ACTIVITY —
Nothing in the records should differ when you write them out again.

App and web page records
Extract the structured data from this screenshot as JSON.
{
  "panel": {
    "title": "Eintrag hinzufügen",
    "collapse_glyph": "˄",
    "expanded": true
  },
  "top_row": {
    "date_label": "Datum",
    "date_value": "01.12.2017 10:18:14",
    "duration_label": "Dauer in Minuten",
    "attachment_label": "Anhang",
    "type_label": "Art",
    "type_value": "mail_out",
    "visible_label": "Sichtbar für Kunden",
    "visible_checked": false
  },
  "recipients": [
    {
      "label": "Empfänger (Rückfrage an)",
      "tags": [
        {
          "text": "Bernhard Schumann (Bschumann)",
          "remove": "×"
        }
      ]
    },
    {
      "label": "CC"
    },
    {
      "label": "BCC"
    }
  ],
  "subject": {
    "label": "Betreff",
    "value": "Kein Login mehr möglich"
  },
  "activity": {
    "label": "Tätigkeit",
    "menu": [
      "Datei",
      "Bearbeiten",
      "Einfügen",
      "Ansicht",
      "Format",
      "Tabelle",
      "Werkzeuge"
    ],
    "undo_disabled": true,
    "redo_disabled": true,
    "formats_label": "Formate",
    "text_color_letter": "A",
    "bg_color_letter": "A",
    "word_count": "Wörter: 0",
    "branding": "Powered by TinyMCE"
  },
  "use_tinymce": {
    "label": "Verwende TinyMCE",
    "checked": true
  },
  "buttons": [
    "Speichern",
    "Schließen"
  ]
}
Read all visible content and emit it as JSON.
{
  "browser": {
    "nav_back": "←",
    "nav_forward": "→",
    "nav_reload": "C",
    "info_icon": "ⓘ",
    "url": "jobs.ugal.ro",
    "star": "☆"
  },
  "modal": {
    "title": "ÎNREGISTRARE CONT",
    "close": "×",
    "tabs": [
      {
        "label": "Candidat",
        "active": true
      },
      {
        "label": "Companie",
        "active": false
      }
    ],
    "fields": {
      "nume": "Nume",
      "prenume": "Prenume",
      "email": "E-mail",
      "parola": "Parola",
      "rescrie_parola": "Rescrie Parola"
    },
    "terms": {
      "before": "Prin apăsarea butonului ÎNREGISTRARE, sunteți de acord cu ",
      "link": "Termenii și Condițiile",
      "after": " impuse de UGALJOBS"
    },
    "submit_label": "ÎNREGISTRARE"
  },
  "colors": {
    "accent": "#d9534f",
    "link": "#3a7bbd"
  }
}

YOUR SOLUTION —
Extract the structured data from this screenshot as JSON.
{
  "panel": {
    "title": "Eintrag hinzufügen",
    "collapse_glyph": "˄",
    "expanded": true
  },
  "top_row": {
    "date_label": "Datum",
    "date_value": "01.12.2017 10:18:14",
    "duration_label": "Dauer in Minuten",
    "attachment_label": "Anhang",
    "type_label": "Art",
    "type_value": "mail_out",
    "visible_label": "Sichtbar für Kunden",
    "visible_checked": false
  },
  "recipients": [
    {
      "label": "Empfänger (Rückfrage an)",
      "tags": [
        {
          "text": "Bernhard Schumann (Bschumann)",
          "remove": "×"
        }
      ]
    },
    {
      "label": "CC"
    },
    {
      "label": "BCC"
    }
  ],
  "subject": {
    "label": "Betreff",
    "value": "Kein Login mehr möglich"
  },
  "activity": {
    "label": "Tätigkeit",
    "menu": [
      "Datei",
      "Bearbeiten",
      "Einfügen",
      "Ansicht",
      "Format",
      "Tabelle",
      "Werkzeuge"
    ],
    "undo_disabled": true,
    "redo_disabled": true,
    "formats_label": "Formate",
    "text_color_letter": "A",
    "bg_color_letter": "A",
    "word_count": "Wörter: 0",
    "branding": "Powered by TinyMCE"
  },
  "use_tinymce": {
    "label": "Verwende TinyMCE",
    "checked": true
  },
  "buttons": [
    "Speichern",
    "Schließen"
  ]
}
Read all visible content and emit it as JSON.
{
  "browser": {
    "nav_back": "←",
    "nav_forward": "→",
    "nav_reload": "C",
    "info_icon": "ⓘ",
    "url": "jobs.ugal.ro",
    "star": "☆"
  },
  "modal": {
    "title": "ÎNREGISTRARE CONT",
    "close": "×",
    "tabs": [
      {
        "label": "Candidat",
        "active": true
      },
      {
        "label": "Companie",
        "active": false
      }
    ],
    "fields": {
      "nume": "Nume",
      "prenume": "Prenume",
      "email": "E-mail",
      "parola": "Parola",
      "rescrie_parola": "Rescrie Parola"
    },
    "terms": {
      "before": "Prin apăsarea butonului ÎNREGISTRARE, sunteți de acord cu ",
      "link": "Termenii și Condițiile",
      "after": " impuse de UGALJOBS"
    },
    "submit_label": "ÎNREGISTRARE"
  },
  "colors": {
    "accent": "#d9534f",
    "link": "#3a7bbd"
  }
}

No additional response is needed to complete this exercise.